TULSA, Oklahoma -- EMSA is seeing a typical increase in calls due to the climbing temperatures. EMSA received about a half-dozen calls on Wednesday from patients suffering from suspected heat related illnesses.
The dog days of summer have snuck up on residents a little early this year. The summer sun and high heat index intensified by the humidity affect everyone.
An EMSA dispatcher received a call for a patient suffering a heat-related illness. It turned out the patient was a dog.
"At first we didn't realize it and then once she said that then we kind of changed our approach and we went ahead and helped her over the telephone to try and get the dog cooled down," said EMSA's Byron Schultz.
It's a bit easier for humans to beat the heat. But, it's a little tougher when you wear a fur coat year round.
"Clinical signs include panting which can progress from panting, vomiting, diarrhea. They can get weak, stagger, fall down and it can eventually lead to loss of consciousness and even coma," said Dr. Tim Hallman with Carbondale Vet Hospital.
All the more reason for Oklahoma pet owners to watch out for their four legged friends when the temperatures rise.
"I just carry a water bottle with me and shoot the water on him when we're taking walks if he's looking pretty hot," dog owner Amy Sawyer said.
If water is not available, there are others ways to help you pet cool down.
"If there is no water anywhere or no shade, they will eventually lay down on the ground or dig a hole just to find someplace cool," dog owner Angel Swift said.
If your pet needs help, it will probably be easier to get help by calling your vet instead of 911.
If your pet does show signs of heat exhaustion, get them to a cool area with shade or air conditioning.
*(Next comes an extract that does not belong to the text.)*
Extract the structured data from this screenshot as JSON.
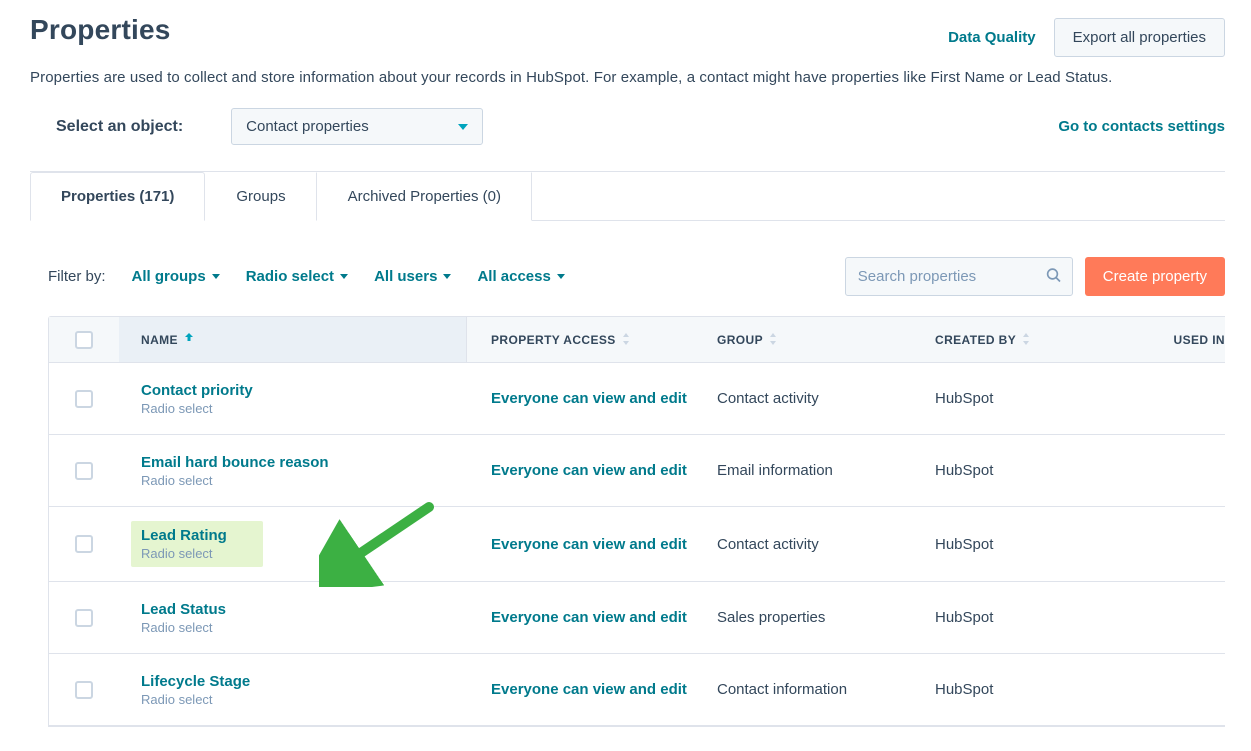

Immerse them in cool water, not cold and offer them ice cubes and plenty of cool water to drink. You should also contact your vet.